Task prompt: Please set down every entry below exactly as given.
*** Opening of Material for the task ***
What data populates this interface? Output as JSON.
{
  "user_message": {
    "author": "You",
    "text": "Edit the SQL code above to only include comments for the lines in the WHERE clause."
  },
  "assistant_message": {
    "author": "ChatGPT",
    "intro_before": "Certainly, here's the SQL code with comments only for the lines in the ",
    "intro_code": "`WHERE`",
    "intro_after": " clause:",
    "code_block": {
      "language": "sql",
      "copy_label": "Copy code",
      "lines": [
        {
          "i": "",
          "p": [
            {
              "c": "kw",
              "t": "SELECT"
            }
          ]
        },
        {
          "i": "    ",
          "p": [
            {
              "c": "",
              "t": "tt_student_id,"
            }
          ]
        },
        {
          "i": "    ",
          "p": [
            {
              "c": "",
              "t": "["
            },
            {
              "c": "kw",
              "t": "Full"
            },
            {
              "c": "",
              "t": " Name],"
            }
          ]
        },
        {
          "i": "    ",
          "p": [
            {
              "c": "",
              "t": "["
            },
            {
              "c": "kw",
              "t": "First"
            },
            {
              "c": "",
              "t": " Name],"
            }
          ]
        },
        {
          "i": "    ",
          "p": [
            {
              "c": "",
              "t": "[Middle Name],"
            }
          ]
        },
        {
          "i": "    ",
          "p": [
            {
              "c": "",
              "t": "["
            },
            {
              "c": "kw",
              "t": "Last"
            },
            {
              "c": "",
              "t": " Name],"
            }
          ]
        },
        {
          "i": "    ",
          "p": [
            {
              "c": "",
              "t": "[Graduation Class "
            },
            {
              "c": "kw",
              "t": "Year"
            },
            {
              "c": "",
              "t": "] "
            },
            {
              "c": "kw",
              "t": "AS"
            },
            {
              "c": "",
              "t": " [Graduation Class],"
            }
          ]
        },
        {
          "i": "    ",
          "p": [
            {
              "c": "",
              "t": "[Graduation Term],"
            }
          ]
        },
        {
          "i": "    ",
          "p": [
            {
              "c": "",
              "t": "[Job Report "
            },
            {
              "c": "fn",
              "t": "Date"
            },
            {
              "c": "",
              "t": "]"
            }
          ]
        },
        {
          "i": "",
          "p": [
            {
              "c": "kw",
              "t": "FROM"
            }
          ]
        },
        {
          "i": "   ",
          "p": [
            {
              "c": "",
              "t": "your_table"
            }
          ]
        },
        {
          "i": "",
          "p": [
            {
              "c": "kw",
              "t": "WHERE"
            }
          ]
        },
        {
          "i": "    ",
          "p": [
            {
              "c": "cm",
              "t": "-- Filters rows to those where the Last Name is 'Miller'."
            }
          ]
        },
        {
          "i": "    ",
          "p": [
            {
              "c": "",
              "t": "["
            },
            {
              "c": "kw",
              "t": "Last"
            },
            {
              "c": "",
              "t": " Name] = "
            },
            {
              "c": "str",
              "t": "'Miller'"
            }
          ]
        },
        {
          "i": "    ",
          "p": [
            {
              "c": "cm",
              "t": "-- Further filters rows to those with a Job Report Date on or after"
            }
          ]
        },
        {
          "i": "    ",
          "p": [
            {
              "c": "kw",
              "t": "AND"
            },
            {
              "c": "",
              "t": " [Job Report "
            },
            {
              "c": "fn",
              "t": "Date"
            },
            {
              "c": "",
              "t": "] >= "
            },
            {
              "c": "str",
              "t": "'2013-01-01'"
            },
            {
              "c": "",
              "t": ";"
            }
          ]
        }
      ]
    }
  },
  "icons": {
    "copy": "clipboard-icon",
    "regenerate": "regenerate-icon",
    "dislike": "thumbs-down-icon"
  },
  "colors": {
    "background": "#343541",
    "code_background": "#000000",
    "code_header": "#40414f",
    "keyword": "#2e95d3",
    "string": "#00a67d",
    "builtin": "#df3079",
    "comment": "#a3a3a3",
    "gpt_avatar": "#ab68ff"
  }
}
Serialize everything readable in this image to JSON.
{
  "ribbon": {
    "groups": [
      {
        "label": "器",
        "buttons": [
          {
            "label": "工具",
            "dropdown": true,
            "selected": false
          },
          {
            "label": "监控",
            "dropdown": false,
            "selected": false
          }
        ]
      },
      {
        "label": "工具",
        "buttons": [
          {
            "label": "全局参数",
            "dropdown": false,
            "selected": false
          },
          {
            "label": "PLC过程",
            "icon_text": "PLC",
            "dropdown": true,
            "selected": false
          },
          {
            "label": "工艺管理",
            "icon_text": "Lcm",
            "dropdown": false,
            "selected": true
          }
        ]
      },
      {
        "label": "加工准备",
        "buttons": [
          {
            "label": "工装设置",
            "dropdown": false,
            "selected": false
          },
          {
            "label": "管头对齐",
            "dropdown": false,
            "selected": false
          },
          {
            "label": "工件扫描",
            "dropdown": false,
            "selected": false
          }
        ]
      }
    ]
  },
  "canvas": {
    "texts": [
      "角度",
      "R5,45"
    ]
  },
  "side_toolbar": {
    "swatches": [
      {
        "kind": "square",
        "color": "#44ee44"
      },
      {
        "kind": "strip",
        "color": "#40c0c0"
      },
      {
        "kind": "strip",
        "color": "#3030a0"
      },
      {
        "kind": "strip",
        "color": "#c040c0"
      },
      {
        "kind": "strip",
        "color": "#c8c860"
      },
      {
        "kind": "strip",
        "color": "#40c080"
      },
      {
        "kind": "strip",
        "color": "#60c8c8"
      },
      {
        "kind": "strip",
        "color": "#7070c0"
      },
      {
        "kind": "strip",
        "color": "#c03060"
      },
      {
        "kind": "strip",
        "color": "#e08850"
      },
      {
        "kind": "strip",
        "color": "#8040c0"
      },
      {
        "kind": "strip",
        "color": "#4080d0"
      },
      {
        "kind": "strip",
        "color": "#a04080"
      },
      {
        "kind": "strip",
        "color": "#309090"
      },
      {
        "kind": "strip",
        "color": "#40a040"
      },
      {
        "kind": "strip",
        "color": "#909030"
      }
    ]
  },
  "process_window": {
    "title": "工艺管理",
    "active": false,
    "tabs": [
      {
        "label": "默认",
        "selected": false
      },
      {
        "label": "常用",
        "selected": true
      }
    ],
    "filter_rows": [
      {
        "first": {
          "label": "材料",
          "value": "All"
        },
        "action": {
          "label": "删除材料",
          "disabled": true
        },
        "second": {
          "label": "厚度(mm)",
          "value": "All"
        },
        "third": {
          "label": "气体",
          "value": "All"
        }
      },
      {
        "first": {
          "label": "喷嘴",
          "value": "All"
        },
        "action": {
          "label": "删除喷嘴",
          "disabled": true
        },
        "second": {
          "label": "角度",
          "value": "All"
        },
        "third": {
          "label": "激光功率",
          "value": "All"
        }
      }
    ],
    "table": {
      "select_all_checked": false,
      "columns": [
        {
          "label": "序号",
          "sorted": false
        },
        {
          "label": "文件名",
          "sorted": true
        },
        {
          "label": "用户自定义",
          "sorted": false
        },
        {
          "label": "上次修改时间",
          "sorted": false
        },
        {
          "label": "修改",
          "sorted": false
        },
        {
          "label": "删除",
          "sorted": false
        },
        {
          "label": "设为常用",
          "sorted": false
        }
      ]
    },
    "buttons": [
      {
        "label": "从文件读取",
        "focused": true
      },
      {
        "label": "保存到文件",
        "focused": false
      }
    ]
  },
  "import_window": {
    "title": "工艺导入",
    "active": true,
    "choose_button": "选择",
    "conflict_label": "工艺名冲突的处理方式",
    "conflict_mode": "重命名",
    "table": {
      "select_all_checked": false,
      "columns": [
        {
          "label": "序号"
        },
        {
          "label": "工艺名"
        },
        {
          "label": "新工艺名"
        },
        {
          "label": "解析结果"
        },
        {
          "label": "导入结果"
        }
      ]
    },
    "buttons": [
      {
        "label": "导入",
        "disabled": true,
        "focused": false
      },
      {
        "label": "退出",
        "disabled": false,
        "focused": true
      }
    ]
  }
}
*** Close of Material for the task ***
Exercise answer:
What data populates this interface? Output as JSON.
{
  "user_message": {
    "author": "You",
    "text": "Edit the SQL code above to only include comments for the lines in the WHERE clause."
  },
  "assistant_message": {
    "author": "ChatGPT",
    "intro_before": "Certainly, here's the SQL code with comments only for the lines in the ",
    "intro_code": "`WHERE`",
    "intro_after": " clause:",
    "code_block": {
      "language": "sql",
      "copy_label": "Copy code",
      "lines": [
        {
          "i": "",
          "p": [
            {
              "c": "kw",
              "t": "SELECT"
            }
          ]
        },
        {
          "i": "    ",
          "p": [
            {
              "c": "",
              "t": "tt_student_id,"
            }
          ]
        },
        {
          "i": "    ",
          "p": [
            {
              "c": "",
              "t": "["
            },
            {
              "c": "kw",
              "t": "Full"
            },
            {
              "c": "",
              "t": " Name],"
            }
          ]
        },
        {
          "i": "    ",
          "p": [
            {
              "c": "",
              "t": "["
            },
            {
              "c": "kw",
              "t": "First"
            },
            {
              "c": "",
              "t": " Name],"
            }
          ]
        },
        {
          "i": "    ",
          "p": [
            {
              "c": "",
              "t": "[Middle Name],"
            }
          ]
        },
        {
          "i": "    ",
          "p": [
            {
              "c": "",
              "t": "["
            },
            {
              "c": "kw",
              "t": "Last"
            },
            {
              "c": "",
              "t": " Name],"
            }
          ]
        },
        {
          "i": "    ",
          "p": [
            {
              "c": "",
              "t": "[Graduation Class "
            },
            {
              "c": "kw",
              "t": "Year"
            },
            {
              "c": "",
              "t": "] "
            },
            {
              "c": "kw",
              "t": "AS"
            },
            {
              "c": "",
              "t": " [Graduation Class],"
            }
          ]
        },
        {
          "i": "    ",
          "p": [
            {
              "c": "",
              "t": "[Graduation Term],"
            }
          ]
        },
        {
          "i": "    ",
          "p": [
            {
              "c": "",
              "t": "[Job Report "
            },
            {
              "c": "fn",
              "t": "Date"
            },
            {
              "c": "",
              "t": "]"
            }
          ]
        },
        {
          "i": "",
          "p": [
            {
              "c": "kw",
              "t": "FROM"
            }
          ]
        },
        {
          "i": "   ",
          "p": [
            {
              "c": "",
              "t": "your_table"
            }
          ]
        },
        {
          "i": "",
          "p": [
            {
              "c": "kw",
              "t": "WHERE"
            }
          ]
        },
        {
          "i": "    ",
          "p": [
            {
              "c": "cm",
              "t": "-- Filters rows to those where the Last Name is 'Miller'."
            }
          ]
        },
        {
          "i": "    ",
          "p": [
            {
              "c": "",
              "t": "["
            },
            {
              "c": "kw",
              "t": "Last"
            },
            {
              "c": "",
              "t": " Name] = "
            },
            {
              "c": "str",
              "t": "'Miller'"
            }
          ]
        },
        {
          "i": "    ",
          "p": [
            {
              "c": "cm",
              "t": "-- Further filters rows to those with a Job Report Date on or after"
            }
          ]
        },
        {
          "i": "    ",
          "p": [
            {
              "c": "kw",
              "t": "AND"
            },
            {
              "c": "",
              "t": " [Job Report "
            },
            {
              "c": "fn",
              "t": "Date"
            },
            {
              "c": "",
              "t": "] >= "
            },
            {
              "c": "str",
              "t": "'2013-01-01'"
            },
            {
              "c": "",
              "t": ";"
            }
          ]
        }
      ]
    }
  },
  "icons": {
    "copy": "clipboard-icon",
    "regenerate": "regenerate-icon",
    "dislike": "thumbs-down-icon"
  },
  "colors": {
    "background": "#343541",
    "code_background": "#000000",
    "code_header": "#40414f",
    "keyword": "#2e95d3",
    "string": "#00a67d",
    "builtin": "#df3079",
    "comment": "#a3a3a3",
    "gpt_avatar": "#ab68ff"
  }
}
Serialize everything readable in this image to JSON.
{
  "ribbon": {
    "groups": [
      {
        "label": "器",
        "buttons": [
          {
            "label": "工具",
            "dropdown": true,
            "selected": false
          },
          {
            "label": "监控",
            "dropdown": false,
            "selected": false
          }
        ]
      },
      {
        "label": "工具",
        "buttons": [
          {
            "label": "全局参数",
            "dropdown": false,
            "selected": false
          },
          {
            "label": "PLC过程",
            "icon_text": "PLC",
            "dropdown": true,
            "selected": false
          },
          {
            "label": "工艺管理",
            "icon_text": "Lcm",
            "dropdown": false,
            "selected": true
          }
        ]
      },
      {
        "label": "加工准备",
        "buttons": [
          {
            "label": "工装设置",
            "dropdown": false,
            "selected": false
          },
          {
            "label": "管头对齐",
            "dropdown": false,
            "selected": false
          },
          {
            "label": "工件扫描",
            "dropdown": false,
            "selected": false
          }
        ]
      }
    ]
  },
  "canvas": {
    "texts": [
      "角度",
      "R5,45"
    ]
  },
  "side_toolbar": {
    "swatches": [
      {
        "kind": "square",
        "color": "#44ee44"
      },
      {
        "kind": "strip",
        "color": "#40c0c0"
      },
      {
        "kind": "strip",
        "color": "#3030a0"
      },
      {
        "kind": "strip",
        "color": "#c040c0"
      },
      {
        "kind": "strip",
        "color": "#c8c860"
      },
      {
        "kind": "strip",
        "color": "#40c080"
      },
      {
        "kind": "strip",
        "color": "#60c8c8"
      },
      {
        "kind": "strip",
        "color": "#7070c0"
      },
      {
        "kind": "strip",
        "color": "#c03060"
      },
      {
        "kind": "strip",
        "color": "#e08850"
      },
      {
        "kind": "strip",
        "color": "#8040c0"
      },
      {
        "kind": "strip",
        "color": "#4080d0"
      },
      {
        "kind": "strip",
        "color": "#a04080"
      },
      {
        "kind": "strip",
        "color": "#309090"
      },
      {
        "kind": "strip",
        "color": "#40a040"
      },
      {
        "kind": "strip",
        "color": "#909030"
      }
    ]
  },
  "process_window": {
    "title": "工艺管理",
    "active": false,
    "tabs": [
      {
        "label": "默认",
        "selected": false
      },
      {
        "label": "常用",
        "selected": true
      }
    ],
    "filter_rows": [
      {
        "first": {
          "label": "材料",
          "value": "All"
        },
        "action": {
          "label": "删除材料",
          "disabled": true
        },
        "second": {
          "label": "厚度(mm)",
          "value": "All"
        },
        "third": {
          "label": "气体",
          "value": "All"
        }
      },
      {
        "first": {
          "label": "喷嘴",
          "value": "All"
        },
        "action": {
          "label": "删除喷嘴",
          "disabled": true
        },
        "second": {
          "label": "角度",
          "value": "All"
        },
        "third": {
          "label": "激光功率",
          "value": "All"
        }
      }
    ],
    "table": {
      "select_all_checked": false,
      "columns": [
        {
          "label": "序号",
          "sorted": false
        },
        {
          "label": "文件名",
          "sorted": true
        },
        {
          "label": "用户自定义",
          "sorted": false
        },
        {
          "label": "上次修改时间",
          "sorted": false
        },
        {
          "label": "修改",
          "sorted": false
        },
        {
          "label": "删除",
          "sorted": false
        },
        {
          "label": "设为常用",
          "sorted": false
        }
      ]
    },
    "buttons": [
      {
        "label": "从文件读取",
        "focused": true
      },
      {
        "label": "保存到文件",
        "focused": false
      }
    ]
  },
  "import_window": {
    "title": "工艺导入",
    "active": true,
    "choose_button": "选择",
    "conflict_label": "工艺名冲突的处理方式",
    "conflict_mode": "重命名",
    "table": {
      "select_all_checked": false,
      "columns": [
        {
          "label": "序号"
        },
        {
          "label": "工艺名"
        },
        {
          "label": "新工艺名"
        },
        {
          "label": "解析结果"
        },
        {
          "label": "导入结果"
        }
      ]
    },
    "buttons": [
      {
        "label": "导入",
        "disabled": true,
        "focused": false
      },
      {
        "label": "退出",
        "disabled": false,
        "focused": true
      }
    ]
  }
}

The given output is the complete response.